        {
            try
            {
                using (ClientRuntimeContext context = TokenHelper.GetClientContextWithAccessToken(ConfigurationManager.AppSettings["Resource"].ToString(), accessToken))
                {
                    Tenant tenant = new Tenant(context);
                    ConsoleColor defaultForeground = Console.ForegroundColor;
                    string targetWebUrl = GetInput("Enter the URL of the target site: ", false, defaultForeground);
                    if (tenant.SiteExists(targetWebUrl))
                    {
                        Console.WriteLine("Site already exists at URL : " + targetWebUrl);
                        Console.ReadLine();
                    }
                    else
                    {
                        tenant.CreateSiteCollection(targetWebUrl, "Geetanjali Dev Pnp Site", "user@tenant.onmicrosoft.com", "STS#0", 1000, 400, 7, 0, 0, 1033);
                    }
 
 
 
                }
            }
            catch (Exception ex)
            {
                Console.WriteLine("Exception " + ex.Message);
                Console.ReadLine();
            }
        }
 
        private static string GetInput(string label, bool isPassword, ConsoleColor defaultForeground)
        {
            Console.ForegroundColor = ConsoleColor.Green;
            Console.WriteLine("{0} : ", label);
            Console.ForegroundColor = defaultForeground;
 
            string value = "";
 
            for (ConsoleKeyInfo keyInfo = Console.ReadKey(true); keyInfo.Key != ConsoleKey.Enter; keyInfo = Console.ReadKey(true))
            {
                if (keyInfo.Key == ConsoleKey.Backspace)
                {
                    if (value.Length > 0)
                    {
                        value = value.Remove(value.Length - 1);
                        Console.SetCursorPosition(Console.CursorLeft - 1, Console.CursorTop);
                        Console.Write(" ");
                        Console.SetCursorPosition(Console.CursorLeft - 1, Console.CursorTop);
                    }
                }
                else if (keyInfo.Key != ConsoleKey.Enter)
                {
                    if (isPassword)
                    {
                        Console.Write("*");
                    }
                    else
                    {
                        Console.Write(keyInfo.KeyChar);
                    }
                    value += keyInfo.KeyChar;
 
                }
 
            }
            Console.WriteLine("");
 
            return value;
        }
    }
 
     
}

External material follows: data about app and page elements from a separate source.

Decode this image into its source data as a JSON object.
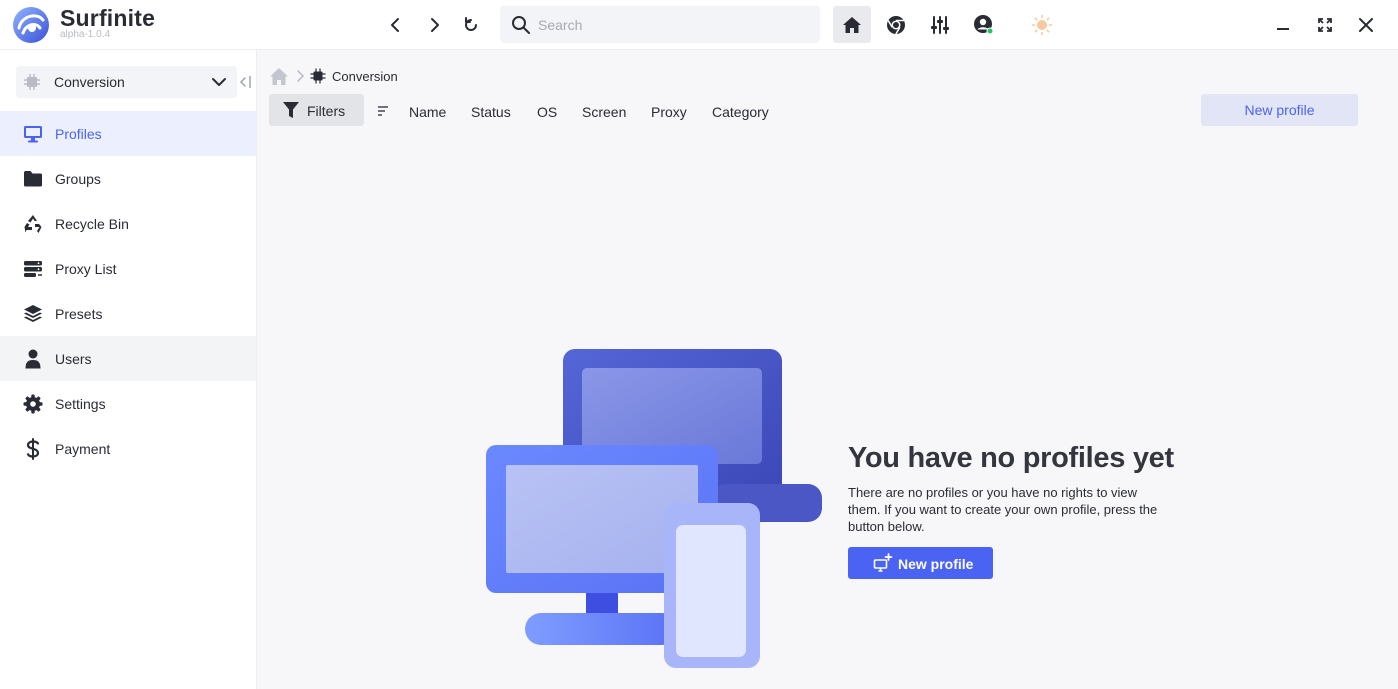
{
  "app": {
    "name": "Surfinite",
    "version": "alpha-1.0.4"
  },
  "toolbar": {
    "search_placeholder": "Search"
  },
  "workspace": {
    "selected": "Conversion"
  },
  "sidebar": {
    "items": [
      {
        "label": "Profiles",
        "icon": "monitor-icon"
      },
      {
        "label": "Groups",
        "icon": "folder-icon"
      },
      {
        "label": "Recycle Bin",
        "icon": "recycle-icon"
      },
      {
        "label": "Proxy List",
        "icon": "server-icon"
      },
      {
        "label": "Presets",
        "icon": "layers-icon"
      },
      {
        "label": "Users",
        "icon": "user-icon"
      },
      {
        "label": "Settings",
        "icon": "gear-icon"
      },
      {
        "label": "Payment",
        "icon": "dollar-icon"
      }
    ]
  },
  "breadcrumb": {
    "current": "Conversion"
  },
  "filters": {
    "label": "Filters",
    "columns": [
      "Name",
      "Status",
      "OS",
      "Screen",
      "Proxy",
      "Category"
    ]
  },
  "actions": {
    "new_profile_top": "New profile",
    "new_profile_main": "New profile"
  },
  "empty_state": {
    "title": "You have no profiles yet",
    "description": "There are no profiles or you have no rights to view them. If you want to create your own profile, press the button below."
  },
  "colors": {
    "accent": "#4a63f2",
    "active_bg": "#eceffd",
    "status_online": "#22c55e",
    "theme_sun": "#f8c9a0"
  }
}
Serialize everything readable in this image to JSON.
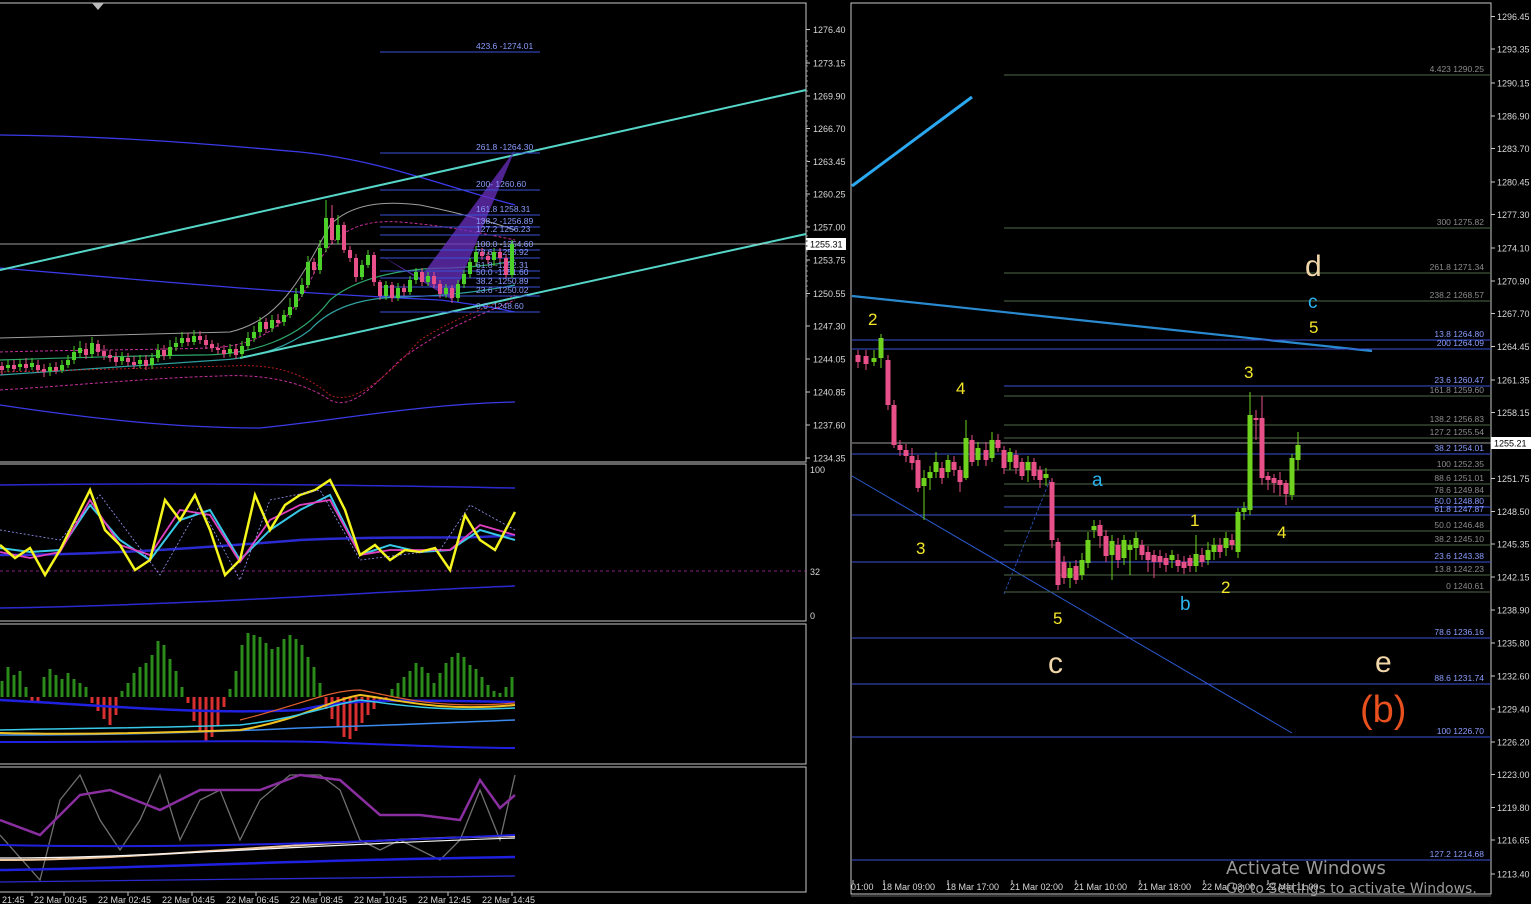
{
  "left_chart": {
    "price_axis": [
      "1276.40",
      "1273.15",
      "1269.90",
      "1266.70",
      "1263.45",
      "1260.25",
      "1257.00",
      "1253.75",
      "1250.55",
      "1247.30",
      "1244.05",
      "1240.85",
      "1237.60",
      "1234.35"
    ],
    "current_price": "1255.31",
    "fib_labels": [
      "423.6 -1274.01",
      "261.8 -1264.30",
      "200- 1260.60",
      "161.8 1258.31",
      "138.2 -1256.89",
      "127.2 1256.23",
      "100.0 -1254.60",
      "78.6 -1253.92",
      "61.8 -1252.31",
      "50.0 -1251.60",
      "38.2 -1250.89",
      "23.6 -1250.02",
      "0.0 -1248.60"
    ],
    "time_labels": [
      "21:45",
      "22 Mar 00:45",
      "22 Mar 02:45",
      "22 Mar 04:45",
      "22 Mar 06:45",
      "22 Mar 08:45",
      "22 Mar 10:45",
      "22 Mar 12:45",
      "22 Mar 14:45"
    ],
    "osc_levels": [
      "100",
      "32",
      "0"
    ]
  },
  "right_chart": {
    "price_axis": [
      "1296.45",
      "1293.35",
      "1290.15",
      "1286.90",
      "1283.70",
      "1280.45",
      "1277.30",
      "1274.10",
      "1270.90",
      "1267.70",
      "1264.45",
      "1261.35",
      "1258.15",
      "1255.21",
      "1251.75",
      "1248.50",
      "1245.35",
      "1242.15",
      "1238.90",
      "1235.80",
      "1232.60",
      "1229.40",
      "1226.20",
      "1223.00",
      "1219.80",
      "1216.65",
      "1213.40"
    ],
    "current_price": "1255.21",
    "fib_labels": [
      "4.423 1290.25",
      "300 1275.82",
      "261.8 1271.34",
      "238.2 1268.57",
      "13.8 1264.80",
      "200 1264.09",
      "23.6 1260.47",
      "161.8 1259.60",
      "138.2 1256.83",
      "127.2 1255.54",
      "38.2 1254.01",
      "100 1252.35",
      "88.6 1251.01",
      "78.6 1249.84",
      "50.0 1248.80",
      "61.8 1247.87",
      "50.0 1246.48",
      "38.2 1245.10",
      "23.6 1243.38",
      "13.8 1242.23",
      "0 1240.61",
      "78.6 1236.16",
      "88.6 1231.74",
      "100 1226.70",
      "127.2 1214.68"
    ],
    "time_labels": [
      "01:00",
      "18 Mar 09:00",
      "18 Mar 17:00",
      "21 Mar 02:00",
      "21 Mar 10:00",
      "21 Mar 18:00",
      "22 Mar 03:00",
      "22 Mar 11:00"
    ],
    "wave_labels": {
      "w2": "2",
      "w4a": "4",
      "w3a": "3",
      "w5a": "5",
      "c_main": "c",
      "a": "a",
      "b": "b",
      "w1": "1",
      "w2b": "2",
      "w3b": "3",
      "w4b": "4",
      "d": "d",
      "c_small": "c",
      "w5b": "5",
      "e": "e",
      "b_paren": "(b)"
    }
  },
  "watermark": {
    "line1": "Activate Windows",
    "line2": "Go to Settings to activate Windows."
  },
  "chart_data": [
    {
      "type": "candlestick",
      "title": "",
      "x": [
        "21:45",
        "22 Mar 00:45",
        "22 Mar 02:45",
        "22 Mar 04:45",
        "22 Mar 06:45",
        "22 Mar 08:45",
        "22 Mar 10:45",
        "22 Mar 12:45",
        "22 Mar 14:45"
      ],
      "close": [
        1243.0,
        1244.6,
        1245.1,
        1246.8,
        1246.5,
        1259.5,
        1251.4,
        1252.5,
        1255.3
      ],
      "last_price": 1255.31,
      "ylim": [
        1234.35,
        1278.0
      ],
      "fibonacci": [
        {
          "level": "423.6",
          "price": 1274.01
        },
        {
          "level": "261.8",
          "price": 1264.3
        },
        {
          "level": "200",
          "price": 1260.6
        },
        {
          "level": "161.8",
          "price": 1258.31
        },
        {
          "level": "138.2",
          "price": 1256.89
        },
        {
          "level": "127.2",
          "price": 1256.23
        },
        {
          "level": "100.0",
          "price": 1254.6
        },
        {
          "level": "78.6",
          "price": 1253.92
        },
        {
          "level": "61.8",
          "price": 1252.31
        },
        {
          "level": "50.0",
          "price": 1251.6
        },
        {
          "level": "38.2",
          "price": 1250.89
        },
        {
          "level": "23.6",
          "price": 1250.02
        },
        {
          "level": "0.0",
          "price": 1248.6
        }
      ],
      "oscillator_levels": [
        100,
        32,
        0
      ]
    },
    {
      "type": "candlestick",
      "title": "",
      "x": [
        "01:00",
        "18 Mar 09:00",
        "18 Mar 17:00",
        "21 Mar 02:00",
        "21 Mar 10:00",
        "21 Mar 18:00",
        "22 Mar 03:00",
        "22 Mar 11:00"
      ],
      "close": [
        1262.0,
        1251.5,
        1254.5,
        1246.0,
        1243.5,
        1243.5,
        1249.0,
        1255.2
      ],
      "last_price": 1255.21,
      "ylim": [
        1213.4,
        1297.5
      ],
      "fibonacci": [
        {
          "level": "4.423",
          "price": 1290.25
        },
        {
          "level": "300",
          "price": 1275.82
        },
        {
          "level": "261.8",
          "price": 1271.34
        },
        {
          "level": "238.2",
          "price": 1268.57
        },
        {
          "level": "13.8",
          "price": 1264.8
        },
        {
          "level": "200",
          "price": 1264.09
        },
        {
          "level": "23.6",
          "price": 1260.47
        },
        {
          "level": "161.8",
          "price": 1259.6
        },
        {
          "level": "138.2",
          "price": 1256.83
        },
        {
          "level": "127.2",
          "price": 1255.54
        },
        {
          "level": "38.2",
          "price": 1254.01
        },
        {
          "level": "100",
          "price": 1252.35
        },
        {
          "level": "88.6",
          "price": 1251.01
        },
        {
          "level": "78.6",
          "price": 1249.84
        },
        {
          "level": "50.0",
          "price": 1248.8
        },
        {
          "level": "61.8",
          "price": 1247.87
        },
        {
          "level": "50.0",
          "price": 1246.48
        },
        {
          "level": "38.2",
          "price": 1245.1
        },
        {
          "level": "23.6",
          "price": 1243.38
        },
        {
          "level": "13.8",
          "price": 1242.23
        },
        {
          "level": "0",
          "price": 1240.61
        },
        {
          "level": "78.6",
          "price": 1236.16
        },
        {
          "level": "88.6",
          "price": 1231.74
        },
        {
          "level": "100",
          "price": 1226.7
        },
        {
          "level": "127.2",
          "price": 1214.68
        }
      ],
      "annotations": [
        "2",
        "4",
        "3",
        "5",
        "c",
        "a",
        "b",
        "1",
        "2",
        "3",
        "4",
        "d",
        "c",
        "5",
        "e",
        "(b)"
      ]
    }
  ]
}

Now, let us check what happens when we run this code.

Before running the code let us navigate to the Office 365 Admin center and see if the site collection we are trying to create already exists or not. As you can see in the image below it does not exist.



Let us run the code and provide the url of the site collection that we want to create.

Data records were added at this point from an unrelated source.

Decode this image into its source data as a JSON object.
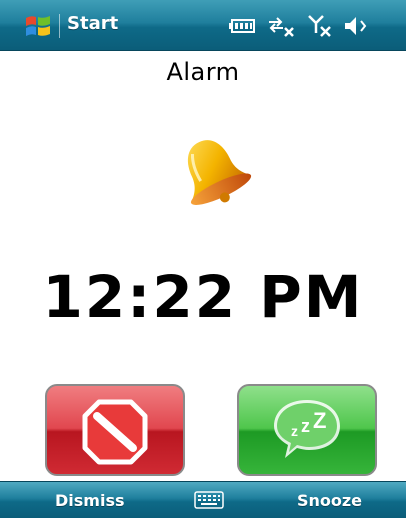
{
  "status_bar": {
    "start_label": "Start",
    "icons": [
      "windows-logo-icon",
      "battery-icon",
      "data-connection-off-icon",
      "signal-off-icon",
      "volume-icon"
    ]
  },
  "alarm": {
    "title": "Alarm",
    "time": "12:22 PM",
    "icon": "bell-icon"
  },
  "buttons": {
    "dismiss_icon": "no-entry-icon",
    "snooze_icon": "zzz-speech-bubble-icon"
  },
  "softkeys": {
    "left": "Dismiss",
    "center_icon": "keyboard-icon",
    "right": "Snooze"
  },
  "colors": {
    "bar": "#1f7f9d",
    "dismiss": "#d02a33",
    "snooze": "#36b43a",
    "bell": "#f2a900"
  }
}
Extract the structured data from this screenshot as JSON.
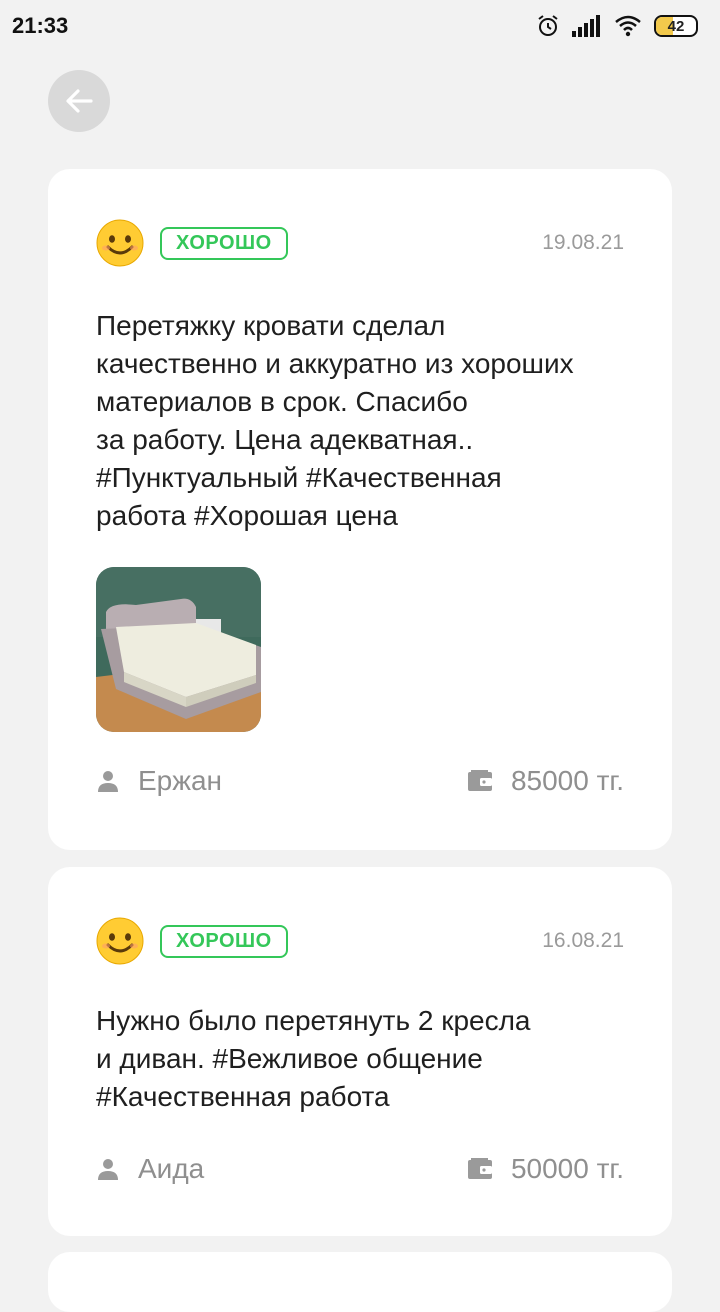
{
  "status_bar": {
    "time": "21:33",
    "battery": "42"
  },
  "reviews": [
    {
      "rating_label": "ХОРОШО",
      "date": "19.08.21",
      "text": "Перетяжку кровати сделал\nкачественно и аккуратно из хороших\nматериалов в срок. Спасибо\nза работу. Цена адекватная..\n#Пунктуальный #Качественная\nработа #Хорошая цена",
      "author": "Ержан",
      "price": "85000 тг."
    },
    {
      "rating_label": "ХОРОШО",
      "date": "16.08.21",
      "text": "Нужно было перетянуть 2 кресла\nи диван.  #Вежливое общение\n#Качественная работа",
      "author": "Аида",
      "price": "50000 тг."
    }
  ],
  "colors": {
    "accent_green": "#34c759",
    "badge_battery": "#f2c94c"
  },
  "icons": [
    "alarm-icon",
    "signal-icon",
    "wifi-icon",
    "battery-icon",
    "back-arrow-icon",
    "smiley-icon",
    "user-icon",
    "wallet-icon"
  ]
}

Once you have ran the code, navigate back to the Office 365 Admin center and check again if the site collection exists or not. This time you will see that the site collection exists. Thus we were able to provision a new site using our console application.






Conclusion


In this article we were able to create a site collection in SharePoint Online using the Azure AD for authentication. We simply registered our application inside of Azure AD tenant and used Azure AD for authentication and fetching the access token. This access token can then be used to provision a site collection inside of SharePoint Online. We made use of the Client Credential Grant Flow so that the application can run without any sort of user interaction.

References


Gallery


You can download the entire solution from TechNet Gallery at https://gallery.technet.microsoft.com/SharePoint-Online-f2aca81a

See Also